From the Circuit Court of St. Louis County; Civil Appeal; Judge Herbert Lasky.
Motion for Rehearing Overruled, Transfer Denied August 29, 1983.
Before Crandall, P.j., Reinhard, Crist, JJ., Clemens, Sr.J.
The opinion of the court was delivered by: Clemens
In this no-ill-will dissolution case there is no issue of termination, nor of child custody, visitation and maintenance. Nor do the parties specifically challenge the division of real and personal marital property.
Now at issue are two of the decree's cash provisions, neither of which had been specifically pleaded. First, husband challenges the $20,000 lump sum award to the wife purportedly to make up for her greater contribution to marital assets. Second, husband challenges the $1,200 attorney fee award. These in turn.
A basic factor here is the parties' disparate physical condition. The husband, in his forties, is healthy and industrious. He has long owned a stable business but lately of declining profits; he made over $16,000 in 1980, but only about $11,000 in 1981. Husband is devoted to and has extensive visitation with the parties' three children, fifteen, thirteen and ten. There is no apparent animosity between husband and wife.
The wife's physical condition is a major factor here. Since a time before the marriage she has been a wheel-chair paraplegic, paralyzed below the waist. She is incontinent and every few hours must replace her lower protective clothing. Despite this the wife is trained and licenses as a chiropractor. Except for a short time after the births of the three children she has practiced half-time from her wheel-chair.

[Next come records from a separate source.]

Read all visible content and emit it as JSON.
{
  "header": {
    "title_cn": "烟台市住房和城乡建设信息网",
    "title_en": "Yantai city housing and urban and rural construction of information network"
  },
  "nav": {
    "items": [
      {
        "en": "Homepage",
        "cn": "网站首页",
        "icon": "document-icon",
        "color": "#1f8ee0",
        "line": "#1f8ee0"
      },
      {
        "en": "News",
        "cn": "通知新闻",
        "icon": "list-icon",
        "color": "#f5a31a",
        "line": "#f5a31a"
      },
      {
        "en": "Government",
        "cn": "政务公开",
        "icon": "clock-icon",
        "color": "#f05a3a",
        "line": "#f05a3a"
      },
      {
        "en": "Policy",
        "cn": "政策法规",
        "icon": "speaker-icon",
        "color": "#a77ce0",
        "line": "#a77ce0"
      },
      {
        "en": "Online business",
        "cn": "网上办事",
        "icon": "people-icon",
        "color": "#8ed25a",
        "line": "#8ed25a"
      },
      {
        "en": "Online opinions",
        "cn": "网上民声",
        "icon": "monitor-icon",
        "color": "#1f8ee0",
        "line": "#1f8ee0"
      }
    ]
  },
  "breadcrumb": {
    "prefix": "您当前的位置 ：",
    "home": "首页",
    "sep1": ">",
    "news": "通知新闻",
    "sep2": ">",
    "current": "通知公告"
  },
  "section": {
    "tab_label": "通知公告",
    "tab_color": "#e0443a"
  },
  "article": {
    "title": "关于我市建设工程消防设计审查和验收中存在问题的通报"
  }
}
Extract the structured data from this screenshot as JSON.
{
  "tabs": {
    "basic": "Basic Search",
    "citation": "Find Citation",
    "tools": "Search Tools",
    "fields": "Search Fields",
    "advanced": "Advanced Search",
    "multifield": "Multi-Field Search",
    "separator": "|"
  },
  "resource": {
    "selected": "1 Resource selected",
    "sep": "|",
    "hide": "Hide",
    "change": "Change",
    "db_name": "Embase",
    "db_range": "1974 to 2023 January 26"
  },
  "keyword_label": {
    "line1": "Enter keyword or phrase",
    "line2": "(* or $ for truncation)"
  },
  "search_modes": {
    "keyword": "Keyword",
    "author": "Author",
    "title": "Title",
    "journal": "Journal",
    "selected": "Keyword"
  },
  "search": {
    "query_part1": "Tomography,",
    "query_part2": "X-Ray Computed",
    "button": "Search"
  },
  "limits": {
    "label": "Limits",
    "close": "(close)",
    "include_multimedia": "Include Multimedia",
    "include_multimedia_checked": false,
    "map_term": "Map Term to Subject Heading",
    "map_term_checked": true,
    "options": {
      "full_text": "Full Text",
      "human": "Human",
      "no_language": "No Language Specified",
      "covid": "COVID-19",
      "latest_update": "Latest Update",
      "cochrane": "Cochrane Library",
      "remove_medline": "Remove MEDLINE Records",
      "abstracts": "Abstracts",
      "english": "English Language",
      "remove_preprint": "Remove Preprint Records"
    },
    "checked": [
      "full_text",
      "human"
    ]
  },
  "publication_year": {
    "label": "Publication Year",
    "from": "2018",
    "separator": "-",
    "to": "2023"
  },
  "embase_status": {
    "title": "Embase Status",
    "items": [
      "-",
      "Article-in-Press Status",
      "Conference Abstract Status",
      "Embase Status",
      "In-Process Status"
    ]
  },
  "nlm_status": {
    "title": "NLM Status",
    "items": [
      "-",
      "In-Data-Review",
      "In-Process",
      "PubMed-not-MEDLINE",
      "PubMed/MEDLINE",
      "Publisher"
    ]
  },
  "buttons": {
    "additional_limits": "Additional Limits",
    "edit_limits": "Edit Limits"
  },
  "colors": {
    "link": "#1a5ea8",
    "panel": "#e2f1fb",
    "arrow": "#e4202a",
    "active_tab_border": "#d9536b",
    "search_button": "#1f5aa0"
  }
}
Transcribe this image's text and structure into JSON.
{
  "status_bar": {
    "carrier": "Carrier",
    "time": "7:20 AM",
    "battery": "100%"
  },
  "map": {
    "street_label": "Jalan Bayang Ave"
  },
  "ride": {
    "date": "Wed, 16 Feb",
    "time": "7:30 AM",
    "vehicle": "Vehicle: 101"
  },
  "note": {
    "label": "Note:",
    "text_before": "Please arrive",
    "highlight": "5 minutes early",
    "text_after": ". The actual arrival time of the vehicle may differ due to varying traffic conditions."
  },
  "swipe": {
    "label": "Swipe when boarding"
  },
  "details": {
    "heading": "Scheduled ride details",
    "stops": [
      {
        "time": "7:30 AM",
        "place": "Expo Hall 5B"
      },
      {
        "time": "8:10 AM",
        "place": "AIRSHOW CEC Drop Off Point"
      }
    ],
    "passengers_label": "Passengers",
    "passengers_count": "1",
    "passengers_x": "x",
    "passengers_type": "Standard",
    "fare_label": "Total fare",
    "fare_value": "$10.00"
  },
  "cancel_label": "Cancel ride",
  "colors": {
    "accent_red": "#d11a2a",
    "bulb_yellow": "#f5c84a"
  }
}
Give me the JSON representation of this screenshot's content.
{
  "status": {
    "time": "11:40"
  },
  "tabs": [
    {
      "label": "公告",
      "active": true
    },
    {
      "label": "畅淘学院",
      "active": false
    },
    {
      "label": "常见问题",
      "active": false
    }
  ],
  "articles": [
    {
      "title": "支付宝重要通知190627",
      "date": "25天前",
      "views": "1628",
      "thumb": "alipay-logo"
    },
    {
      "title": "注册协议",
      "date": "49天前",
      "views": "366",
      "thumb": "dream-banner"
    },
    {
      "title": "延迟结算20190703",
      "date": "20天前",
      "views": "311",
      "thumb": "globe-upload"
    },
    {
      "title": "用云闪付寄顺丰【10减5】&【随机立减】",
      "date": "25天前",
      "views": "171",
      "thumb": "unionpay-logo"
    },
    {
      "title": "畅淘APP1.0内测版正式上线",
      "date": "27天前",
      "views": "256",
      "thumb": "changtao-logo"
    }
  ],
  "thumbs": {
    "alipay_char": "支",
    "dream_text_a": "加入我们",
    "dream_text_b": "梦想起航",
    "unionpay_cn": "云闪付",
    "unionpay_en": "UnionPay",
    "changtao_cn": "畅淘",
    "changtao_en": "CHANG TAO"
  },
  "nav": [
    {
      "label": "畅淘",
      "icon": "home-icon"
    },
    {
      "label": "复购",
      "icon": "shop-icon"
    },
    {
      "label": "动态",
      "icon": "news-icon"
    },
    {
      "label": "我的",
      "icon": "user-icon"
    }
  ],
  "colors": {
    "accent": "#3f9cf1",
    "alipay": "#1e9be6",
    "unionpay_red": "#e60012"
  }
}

She believes her work ability will increase.
By the decree's uncontested provisions the wife was given: the family residence valued by each party at $150,000, car and household furnishings worth $8,500, child support of $675 a month and the contested $20,000 lump sum and $1,200 attorney fee.
Husband was given the parties' resort home valued by wife at $80,000 and by him at $56,000, the "Salisbury" acreage worth $10,000 a boat and trailer worth $3,000, husband's stock in his wholly-owned glass company valued at $11,000, his retirement fund therein worth $4,000 to $7,350 and his home furnishings worth $3,000.
By husband's computation of values this division was a 73-27 percentage split in the wife's favor. By her valuations it was a 61-39 percentage division. Because the parties agreed to the specific properties to be divided the percentages are not now pertinent.
As said at issue is the now-challenged $20,000 lump sum award to the wife. This was almost enough for her to pay off the $21,300 mortgage debt on the family residence-office awarded her.
By statutory Section 452.330 .1 entitled "Disposition of property, factors to be considered", the trial court shall consider each spouse's contribution to the marital property, their respective economic circumstances, and a spouse's contribution as a homemaker.
Here, the wife entered the marriage with substantial monetary assets used to acquire marital assets; husband had little if any such assets, his contribution was mainly labor in home construction. The parties' respective earning capacities are favorable to the husband. The trial court could have concluded the wife's household expenses exceeded the total of husband's ordered child support allowance and her own earned income.
On the basis of statutory provisions previously cited we deny husband's initial point. Our decision is supported by the closely parallel case of Leonard v. Leonard, 628 S.W.2d 364 (Mo.App. 1982), where we held the trial ...